Find each line below containing the word "icon" and copy it.

** Opening Extracted records block **

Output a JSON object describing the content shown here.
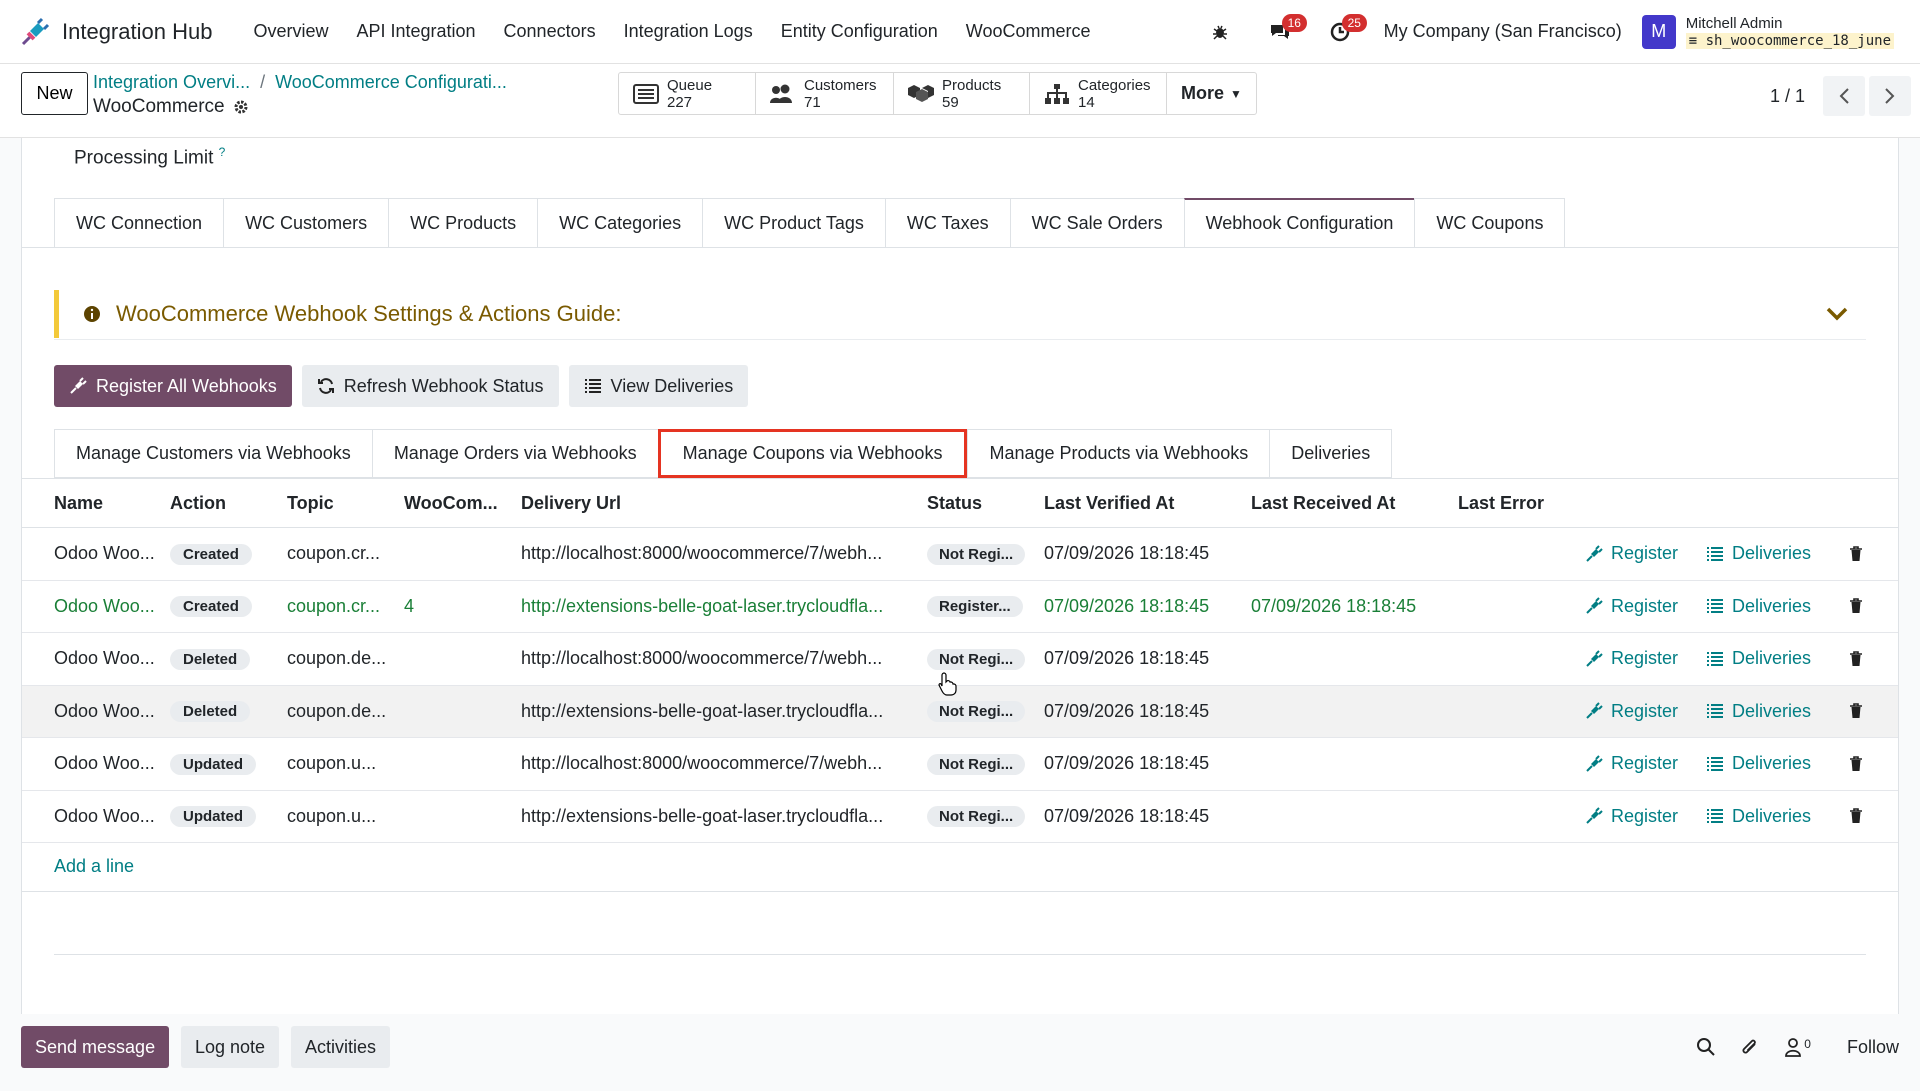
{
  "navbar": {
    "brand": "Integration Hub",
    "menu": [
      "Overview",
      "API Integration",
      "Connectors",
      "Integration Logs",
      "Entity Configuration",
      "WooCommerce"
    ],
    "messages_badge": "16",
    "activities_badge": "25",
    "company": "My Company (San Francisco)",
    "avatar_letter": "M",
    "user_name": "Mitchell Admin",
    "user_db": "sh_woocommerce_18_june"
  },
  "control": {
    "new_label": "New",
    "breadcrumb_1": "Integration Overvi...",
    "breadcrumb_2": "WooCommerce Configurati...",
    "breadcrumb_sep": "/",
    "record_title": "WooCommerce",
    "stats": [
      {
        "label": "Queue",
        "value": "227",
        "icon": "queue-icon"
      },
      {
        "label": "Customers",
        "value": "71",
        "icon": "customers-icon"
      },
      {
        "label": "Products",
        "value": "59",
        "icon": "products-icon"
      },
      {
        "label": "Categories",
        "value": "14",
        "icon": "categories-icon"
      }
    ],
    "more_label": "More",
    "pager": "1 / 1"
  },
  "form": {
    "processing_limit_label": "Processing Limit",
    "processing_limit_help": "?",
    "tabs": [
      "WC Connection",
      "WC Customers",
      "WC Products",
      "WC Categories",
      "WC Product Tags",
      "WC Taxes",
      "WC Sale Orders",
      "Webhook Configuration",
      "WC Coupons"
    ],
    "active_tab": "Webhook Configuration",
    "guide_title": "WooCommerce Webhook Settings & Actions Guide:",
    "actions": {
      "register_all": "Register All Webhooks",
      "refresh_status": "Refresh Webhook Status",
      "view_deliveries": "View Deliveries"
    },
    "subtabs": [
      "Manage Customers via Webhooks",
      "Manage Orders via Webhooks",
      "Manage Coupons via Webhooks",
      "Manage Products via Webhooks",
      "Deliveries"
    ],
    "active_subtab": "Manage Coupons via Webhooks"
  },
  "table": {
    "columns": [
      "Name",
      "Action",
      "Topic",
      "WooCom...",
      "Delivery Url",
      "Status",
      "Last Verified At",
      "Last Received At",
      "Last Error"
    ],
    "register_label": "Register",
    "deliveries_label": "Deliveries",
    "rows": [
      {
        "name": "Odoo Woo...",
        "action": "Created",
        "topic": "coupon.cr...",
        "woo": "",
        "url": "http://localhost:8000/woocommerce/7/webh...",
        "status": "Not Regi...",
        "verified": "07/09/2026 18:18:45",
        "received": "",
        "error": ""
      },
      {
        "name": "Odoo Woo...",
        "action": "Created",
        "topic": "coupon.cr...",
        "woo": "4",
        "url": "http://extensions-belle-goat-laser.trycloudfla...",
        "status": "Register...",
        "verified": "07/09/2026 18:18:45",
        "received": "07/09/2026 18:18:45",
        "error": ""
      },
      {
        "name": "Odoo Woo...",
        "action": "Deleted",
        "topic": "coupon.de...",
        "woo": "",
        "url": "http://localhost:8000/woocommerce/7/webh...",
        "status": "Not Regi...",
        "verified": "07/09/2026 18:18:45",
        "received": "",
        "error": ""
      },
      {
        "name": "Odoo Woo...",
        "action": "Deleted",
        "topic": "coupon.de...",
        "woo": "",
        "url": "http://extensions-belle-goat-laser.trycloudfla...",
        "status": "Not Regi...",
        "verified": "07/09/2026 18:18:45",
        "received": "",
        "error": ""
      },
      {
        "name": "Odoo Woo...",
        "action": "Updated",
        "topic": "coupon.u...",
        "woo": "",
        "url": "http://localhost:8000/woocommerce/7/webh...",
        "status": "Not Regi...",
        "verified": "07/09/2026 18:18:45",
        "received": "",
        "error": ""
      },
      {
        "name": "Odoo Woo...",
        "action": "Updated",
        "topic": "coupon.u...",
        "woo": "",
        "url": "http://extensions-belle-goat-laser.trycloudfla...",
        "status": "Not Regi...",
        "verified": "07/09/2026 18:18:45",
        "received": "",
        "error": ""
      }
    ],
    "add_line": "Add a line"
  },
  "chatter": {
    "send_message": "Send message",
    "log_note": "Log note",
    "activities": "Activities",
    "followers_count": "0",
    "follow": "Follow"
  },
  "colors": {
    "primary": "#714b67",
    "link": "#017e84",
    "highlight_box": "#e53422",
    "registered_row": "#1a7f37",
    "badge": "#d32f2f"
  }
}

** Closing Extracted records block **

Response:
        "icon": "queue-icon"
        "icon": "customers-icon"
        "icon": "products-icon"
        "icon": "categories-icon"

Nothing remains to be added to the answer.